; Only the Lonely
) to his experiments (the first Sinatra-Jobim album; Watertown
); even his over-reaches (the triple album Trilogy
from 1980) and swansongs as his voice aged (She Shot Me Down
, 1981). Weeks after my father died, Sinatra released the technologically created Duets,
where he went through some of his iconic songs with a range of stars he never met which lacked the pathos of his previous work. I bought it on its day of release with £20 of pennies my father had saved in a biscuit tin which felt very apt.
Thirty years on: learning from the past for the present and future
There are lots of shades of grey and nuance to my memories of my parents. My mother passed away in 2006 and had a very different take from my father on much of the world. My memories as a child of my mother were her practical skills, determination and stubbornness for good and bad. She was informed by a community activism in the council estate I grew up in: Ardler, Dundee.

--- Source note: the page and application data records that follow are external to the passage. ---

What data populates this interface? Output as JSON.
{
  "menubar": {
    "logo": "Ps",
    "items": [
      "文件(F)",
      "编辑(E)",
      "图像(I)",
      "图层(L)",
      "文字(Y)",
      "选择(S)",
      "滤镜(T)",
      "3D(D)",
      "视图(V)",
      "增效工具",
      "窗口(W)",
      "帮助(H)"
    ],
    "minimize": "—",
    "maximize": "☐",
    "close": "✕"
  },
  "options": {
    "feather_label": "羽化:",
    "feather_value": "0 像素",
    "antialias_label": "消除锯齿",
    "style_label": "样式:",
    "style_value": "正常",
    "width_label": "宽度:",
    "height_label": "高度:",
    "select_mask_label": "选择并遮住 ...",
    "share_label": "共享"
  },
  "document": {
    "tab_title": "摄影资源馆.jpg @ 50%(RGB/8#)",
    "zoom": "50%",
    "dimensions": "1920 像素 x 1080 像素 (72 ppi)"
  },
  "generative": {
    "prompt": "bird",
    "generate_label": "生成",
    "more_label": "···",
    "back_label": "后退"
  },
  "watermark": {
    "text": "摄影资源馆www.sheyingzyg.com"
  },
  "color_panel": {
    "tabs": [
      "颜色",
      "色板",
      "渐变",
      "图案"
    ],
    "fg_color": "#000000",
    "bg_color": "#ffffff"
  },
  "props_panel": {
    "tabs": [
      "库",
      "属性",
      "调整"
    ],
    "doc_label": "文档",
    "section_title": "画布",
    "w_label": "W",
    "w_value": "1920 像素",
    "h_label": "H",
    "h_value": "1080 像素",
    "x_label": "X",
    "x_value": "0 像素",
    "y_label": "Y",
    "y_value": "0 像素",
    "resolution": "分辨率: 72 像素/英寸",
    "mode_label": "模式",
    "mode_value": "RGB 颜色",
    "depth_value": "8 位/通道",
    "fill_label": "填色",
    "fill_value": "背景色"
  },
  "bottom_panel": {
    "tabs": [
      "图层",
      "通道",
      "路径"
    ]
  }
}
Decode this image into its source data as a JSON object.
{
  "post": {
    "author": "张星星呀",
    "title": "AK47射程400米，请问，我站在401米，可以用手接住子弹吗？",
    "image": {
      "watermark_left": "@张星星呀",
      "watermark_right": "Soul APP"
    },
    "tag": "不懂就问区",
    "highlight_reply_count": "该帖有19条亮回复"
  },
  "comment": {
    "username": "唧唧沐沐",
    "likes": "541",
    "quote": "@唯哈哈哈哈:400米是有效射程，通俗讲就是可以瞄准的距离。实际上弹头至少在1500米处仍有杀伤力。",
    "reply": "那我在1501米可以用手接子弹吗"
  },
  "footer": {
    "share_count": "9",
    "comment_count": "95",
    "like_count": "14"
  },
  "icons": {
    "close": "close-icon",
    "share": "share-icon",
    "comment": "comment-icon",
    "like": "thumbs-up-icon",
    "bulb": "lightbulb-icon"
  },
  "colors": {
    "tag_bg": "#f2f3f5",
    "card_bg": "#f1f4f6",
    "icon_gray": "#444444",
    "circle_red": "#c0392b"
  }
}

She did things, she brought people together, and supported and encouraged others. It was not until well into adulthood that I worked out that in terms of practical politics it was really my mother who was the activist and campaigner.
Thirty years after Eddie's passing, our world may seem very different and going in the wrong direction but some things remain constant. Whenever various friends or family used to lament what Harold Wilson's Labour Governments were doing in the 1960s and 1970s, saying 'this shows the shortcomings of a socialist government', my father would always answer: 'We don't have a socialist government, we have a Labour Government'. At the same time, he had a deep-seated inability to understand the Tory Party or the appeal of Toryism to voters – a characteristic common to large parts of the left to this day.
I take many good things from my parents. Their love of books and ideas; their alacrity, spirit and zest for life; their constant curiosity in asking questions, sometimes constructively, sometimes when others wouldn't. Neither of them got every call or stance right, personally as well as politically, but who can truly say that about themselves?
Both my parents believed in the good society: an environment where people came together to support each other, look out for each other, and ensure that each generation saw wider opportunity and chances for working-class kids. That was the Britain my parents believed in and which they voted for in 1979, just as those good stories were being eroded and undermined.
Thirty years on, many of the storm clouds around are much darker for humanity and the planet. Yet there is no choice but to try to come together, to find common language around values and act – on the climate crisis, runaway capitalism, the rise of hate politics and fascism, and the open attacks on democracy across the globe. Inaction and lack of agency has dire consequences, so we must find a way and draw from the examples of previous generations.